Outside the capital, Madrid, is a complex of the fascist era and the former burial of dictator Francisco Franco.

 Confirming the plan, Deputy Prime Minister Carmen Callo wrote on Twitter: “Preserving the memory is not only a renovation of past actions but also a building of democracy in the present and in the future.”

An estimated 100,000 people who died in the war are buried in unmarked graves across the country.

 The valley of the valley was originally only for the bodies of those who had fought alongside Franco against the republic.

But in 1959 the remains of many Republican opponents from across Spain were moved there.

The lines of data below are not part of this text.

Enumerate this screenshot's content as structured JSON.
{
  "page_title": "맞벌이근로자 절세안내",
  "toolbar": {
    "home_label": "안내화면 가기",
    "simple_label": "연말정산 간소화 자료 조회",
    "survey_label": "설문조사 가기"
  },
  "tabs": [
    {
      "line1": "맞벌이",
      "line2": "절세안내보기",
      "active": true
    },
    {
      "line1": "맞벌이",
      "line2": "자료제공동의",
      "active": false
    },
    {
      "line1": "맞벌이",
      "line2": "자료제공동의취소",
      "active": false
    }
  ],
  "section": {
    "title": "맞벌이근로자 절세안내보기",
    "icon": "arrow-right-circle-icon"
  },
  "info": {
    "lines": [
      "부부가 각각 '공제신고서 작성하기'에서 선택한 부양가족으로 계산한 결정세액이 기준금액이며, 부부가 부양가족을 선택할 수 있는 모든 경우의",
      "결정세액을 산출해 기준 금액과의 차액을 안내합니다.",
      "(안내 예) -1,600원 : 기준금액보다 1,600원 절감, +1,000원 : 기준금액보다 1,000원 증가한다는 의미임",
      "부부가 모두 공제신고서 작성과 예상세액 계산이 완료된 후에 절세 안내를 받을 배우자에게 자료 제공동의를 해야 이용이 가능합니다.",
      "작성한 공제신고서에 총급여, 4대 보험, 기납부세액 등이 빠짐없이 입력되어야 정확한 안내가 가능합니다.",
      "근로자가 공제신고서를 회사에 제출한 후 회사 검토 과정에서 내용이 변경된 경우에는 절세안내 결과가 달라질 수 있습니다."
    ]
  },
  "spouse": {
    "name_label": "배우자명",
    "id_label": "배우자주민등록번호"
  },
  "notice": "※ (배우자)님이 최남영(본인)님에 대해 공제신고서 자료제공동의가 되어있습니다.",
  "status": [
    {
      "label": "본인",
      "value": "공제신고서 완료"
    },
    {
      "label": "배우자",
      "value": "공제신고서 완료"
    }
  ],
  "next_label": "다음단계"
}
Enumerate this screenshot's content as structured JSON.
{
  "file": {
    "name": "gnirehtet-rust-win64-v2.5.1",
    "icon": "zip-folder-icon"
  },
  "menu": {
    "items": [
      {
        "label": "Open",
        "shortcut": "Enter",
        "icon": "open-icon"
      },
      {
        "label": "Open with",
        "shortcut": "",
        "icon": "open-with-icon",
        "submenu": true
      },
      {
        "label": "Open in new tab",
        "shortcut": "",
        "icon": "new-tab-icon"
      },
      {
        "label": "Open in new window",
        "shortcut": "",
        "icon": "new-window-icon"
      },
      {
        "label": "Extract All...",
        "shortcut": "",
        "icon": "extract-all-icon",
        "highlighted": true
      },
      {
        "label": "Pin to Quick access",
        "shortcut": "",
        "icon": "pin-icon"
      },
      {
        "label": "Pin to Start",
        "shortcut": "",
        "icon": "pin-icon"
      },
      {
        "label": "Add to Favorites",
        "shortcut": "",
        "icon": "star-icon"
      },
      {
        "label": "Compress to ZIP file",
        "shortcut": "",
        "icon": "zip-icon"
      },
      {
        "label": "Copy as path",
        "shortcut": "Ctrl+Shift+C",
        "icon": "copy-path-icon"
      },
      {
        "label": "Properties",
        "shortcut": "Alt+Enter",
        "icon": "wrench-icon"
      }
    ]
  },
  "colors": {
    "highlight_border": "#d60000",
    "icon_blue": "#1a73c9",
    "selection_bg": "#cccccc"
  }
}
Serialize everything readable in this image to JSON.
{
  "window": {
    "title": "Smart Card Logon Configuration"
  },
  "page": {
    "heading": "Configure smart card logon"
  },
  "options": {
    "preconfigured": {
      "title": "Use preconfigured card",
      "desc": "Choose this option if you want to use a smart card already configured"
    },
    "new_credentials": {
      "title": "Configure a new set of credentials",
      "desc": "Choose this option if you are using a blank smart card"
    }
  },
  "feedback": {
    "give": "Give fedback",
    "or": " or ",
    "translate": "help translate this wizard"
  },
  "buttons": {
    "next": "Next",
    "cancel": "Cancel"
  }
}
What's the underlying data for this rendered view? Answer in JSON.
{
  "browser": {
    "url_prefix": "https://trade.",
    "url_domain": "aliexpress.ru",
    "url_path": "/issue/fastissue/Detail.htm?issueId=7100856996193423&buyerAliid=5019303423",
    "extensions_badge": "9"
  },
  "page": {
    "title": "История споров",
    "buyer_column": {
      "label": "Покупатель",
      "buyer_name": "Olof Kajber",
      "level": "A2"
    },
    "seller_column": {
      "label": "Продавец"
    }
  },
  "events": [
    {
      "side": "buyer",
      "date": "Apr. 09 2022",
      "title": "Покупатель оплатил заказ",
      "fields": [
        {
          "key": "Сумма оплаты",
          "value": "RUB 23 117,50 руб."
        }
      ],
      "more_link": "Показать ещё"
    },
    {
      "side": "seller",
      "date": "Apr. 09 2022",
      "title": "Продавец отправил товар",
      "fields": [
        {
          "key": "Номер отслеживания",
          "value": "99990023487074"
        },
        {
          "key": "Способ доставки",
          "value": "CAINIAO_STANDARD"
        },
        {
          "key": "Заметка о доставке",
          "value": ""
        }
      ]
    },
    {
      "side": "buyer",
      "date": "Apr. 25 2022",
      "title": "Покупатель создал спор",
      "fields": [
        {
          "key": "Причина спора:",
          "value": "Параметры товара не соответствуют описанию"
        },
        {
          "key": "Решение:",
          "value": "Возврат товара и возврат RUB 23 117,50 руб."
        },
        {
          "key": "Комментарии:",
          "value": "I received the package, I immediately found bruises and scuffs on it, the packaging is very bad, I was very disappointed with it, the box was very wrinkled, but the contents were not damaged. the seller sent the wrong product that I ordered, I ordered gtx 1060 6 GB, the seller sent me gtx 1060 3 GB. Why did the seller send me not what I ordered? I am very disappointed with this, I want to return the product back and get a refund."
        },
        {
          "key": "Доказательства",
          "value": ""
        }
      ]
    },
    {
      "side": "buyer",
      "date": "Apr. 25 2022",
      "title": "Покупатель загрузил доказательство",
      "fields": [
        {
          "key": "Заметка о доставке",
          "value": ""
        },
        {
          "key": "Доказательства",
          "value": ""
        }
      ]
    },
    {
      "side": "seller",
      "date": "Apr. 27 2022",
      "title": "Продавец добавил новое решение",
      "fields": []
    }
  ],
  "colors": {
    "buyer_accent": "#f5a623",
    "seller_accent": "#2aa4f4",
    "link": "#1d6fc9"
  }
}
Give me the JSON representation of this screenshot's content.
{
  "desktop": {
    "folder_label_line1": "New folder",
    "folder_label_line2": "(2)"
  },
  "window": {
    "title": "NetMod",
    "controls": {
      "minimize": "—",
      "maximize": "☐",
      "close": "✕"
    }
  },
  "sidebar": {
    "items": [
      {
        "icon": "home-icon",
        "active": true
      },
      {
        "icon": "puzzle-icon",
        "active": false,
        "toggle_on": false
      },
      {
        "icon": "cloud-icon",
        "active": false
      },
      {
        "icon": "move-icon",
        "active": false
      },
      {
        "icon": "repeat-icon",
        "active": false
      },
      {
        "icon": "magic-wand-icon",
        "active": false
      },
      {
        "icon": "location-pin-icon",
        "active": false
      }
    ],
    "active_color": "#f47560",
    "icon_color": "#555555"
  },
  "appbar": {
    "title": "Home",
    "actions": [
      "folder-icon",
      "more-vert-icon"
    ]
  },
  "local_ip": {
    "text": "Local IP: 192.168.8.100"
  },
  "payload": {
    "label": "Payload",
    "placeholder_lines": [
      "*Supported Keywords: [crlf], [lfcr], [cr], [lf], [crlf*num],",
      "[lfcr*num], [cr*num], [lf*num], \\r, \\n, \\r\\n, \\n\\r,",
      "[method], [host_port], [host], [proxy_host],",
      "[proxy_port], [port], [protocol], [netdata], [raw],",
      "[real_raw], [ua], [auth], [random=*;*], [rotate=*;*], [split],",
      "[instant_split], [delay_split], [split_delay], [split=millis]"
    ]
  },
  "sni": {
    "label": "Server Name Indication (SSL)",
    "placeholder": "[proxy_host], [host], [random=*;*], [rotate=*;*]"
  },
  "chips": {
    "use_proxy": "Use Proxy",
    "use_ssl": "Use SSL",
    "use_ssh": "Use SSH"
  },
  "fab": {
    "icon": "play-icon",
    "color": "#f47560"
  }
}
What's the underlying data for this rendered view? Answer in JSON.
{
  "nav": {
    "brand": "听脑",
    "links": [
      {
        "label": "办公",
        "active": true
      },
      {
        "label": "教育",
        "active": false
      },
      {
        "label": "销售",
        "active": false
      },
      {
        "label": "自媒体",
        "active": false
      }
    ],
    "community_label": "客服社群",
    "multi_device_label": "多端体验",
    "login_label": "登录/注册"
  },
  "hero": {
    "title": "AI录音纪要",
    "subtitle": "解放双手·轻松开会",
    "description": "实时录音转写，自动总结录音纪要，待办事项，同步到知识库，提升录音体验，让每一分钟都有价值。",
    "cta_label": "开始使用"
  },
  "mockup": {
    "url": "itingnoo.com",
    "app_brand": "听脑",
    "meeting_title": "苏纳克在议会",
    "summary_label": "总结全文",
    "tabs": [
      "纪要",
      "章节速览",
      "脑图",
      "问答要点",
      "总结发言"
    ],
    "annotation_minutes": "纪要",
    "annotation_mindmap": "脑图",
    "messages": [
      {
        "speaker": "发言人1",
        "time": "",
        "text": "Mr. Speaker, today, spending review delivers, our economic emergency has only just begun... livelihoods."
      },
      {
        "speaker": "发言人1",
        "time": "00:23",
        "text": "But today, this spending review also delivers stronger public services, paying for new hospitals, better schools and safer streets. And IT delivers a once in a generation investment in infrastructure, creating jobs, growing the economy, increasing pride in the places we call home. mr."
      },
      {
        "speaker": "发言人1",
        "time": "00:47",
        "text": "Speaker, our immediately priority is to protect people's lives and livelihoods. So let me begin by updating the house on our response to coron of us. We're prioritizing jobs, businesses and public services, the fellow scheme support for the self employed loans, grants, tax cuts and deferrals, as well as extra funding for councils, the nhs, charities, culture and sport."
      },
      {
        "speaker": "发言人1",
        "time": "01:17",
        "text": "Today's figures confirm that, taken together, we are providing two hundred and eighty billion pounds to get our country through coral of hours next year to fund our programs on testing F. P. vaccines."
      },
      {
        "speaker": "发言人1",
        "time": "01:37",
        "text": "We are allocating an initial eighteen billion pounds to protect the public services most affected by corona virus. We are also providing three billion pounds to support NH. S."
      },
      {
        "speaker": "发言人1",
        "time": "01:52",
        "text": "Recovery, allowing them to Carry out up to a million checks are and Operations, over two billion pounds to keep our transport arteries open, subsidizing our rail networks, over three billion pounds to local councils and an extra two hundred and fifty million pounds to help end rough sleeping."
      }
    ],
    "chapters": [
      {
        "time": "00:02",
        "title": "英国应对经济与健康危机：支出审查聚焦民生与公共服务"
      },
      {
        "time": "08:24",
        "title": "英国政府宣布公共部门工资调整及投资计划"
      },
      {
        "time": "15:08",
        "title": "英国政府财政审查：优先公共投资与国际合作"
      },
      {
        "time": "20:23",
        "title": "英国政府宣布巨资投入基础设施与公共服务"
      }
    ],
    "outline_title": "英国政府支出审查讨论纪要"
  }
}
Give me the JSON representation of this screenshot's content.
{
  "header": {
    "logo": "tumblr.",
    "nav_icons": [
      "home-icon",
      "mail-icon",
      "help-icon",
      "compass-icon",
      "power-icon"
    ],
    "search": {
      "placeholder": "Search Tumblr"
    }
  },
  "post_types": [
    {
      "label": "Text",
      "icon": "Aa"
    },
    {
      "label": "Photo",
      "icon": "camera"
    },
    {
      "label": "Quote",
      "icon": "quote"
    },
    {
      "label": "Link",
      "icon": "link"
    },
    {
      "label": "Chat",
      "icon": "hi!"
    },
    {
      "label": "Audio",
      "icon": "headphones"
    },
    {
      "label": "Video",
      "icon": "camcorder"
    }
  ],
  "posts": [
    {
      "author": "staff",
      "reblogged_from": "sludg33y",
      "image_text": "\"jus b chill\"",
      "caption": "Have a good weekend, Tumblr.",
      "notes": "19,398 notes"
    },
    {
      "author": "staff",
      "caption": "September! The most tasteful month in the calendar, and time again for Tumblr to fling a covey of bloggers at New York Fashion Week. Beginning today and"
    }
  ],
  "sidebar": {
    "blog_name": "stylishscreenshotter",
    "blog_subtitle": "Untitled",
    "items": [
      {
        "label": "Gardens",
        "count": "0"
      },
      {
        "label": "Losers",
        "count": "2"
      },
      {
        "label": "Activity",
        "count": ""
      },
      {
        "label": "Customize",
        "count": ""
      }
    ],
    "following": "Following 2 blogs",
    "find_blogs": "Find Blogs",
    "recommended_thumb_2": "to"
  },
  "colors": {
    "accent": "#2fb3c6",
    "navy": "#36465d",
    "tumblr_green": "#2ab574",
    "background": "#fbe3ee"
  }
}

The complex remained a place of pilgrimage for fascists and other supporters of Franco, until the dictator’s remains were removed and buried in a discreet family plot outside of Madrid in 2019.

But this tomb is still there, which is a symbol of anti-democracy that should have long ago been removed, reported DW.

The irony of history is that the basilica and mausoleum were partially built between 1940 and 1959 by forced labor of political prisoners.

 The Spanish Civil War was fought from 1936 to 1939. Republicans loyal to the left-leaning Popular Front government of the Second Spanish Republic, in alliance fought against a revolt by the nationalists, an alliance of monarchists, conservatives and traditionalists, led by a military group among whom General Francisco Franco soon achieved a preponderant role.

Historian say, “due to the international political climate at the time, the war had many facets and was variously viewed as class struggle, a war of religion, a struggle between dictatorship and republican democracy, between revolution and counterrevolution, and between fascism and communism”.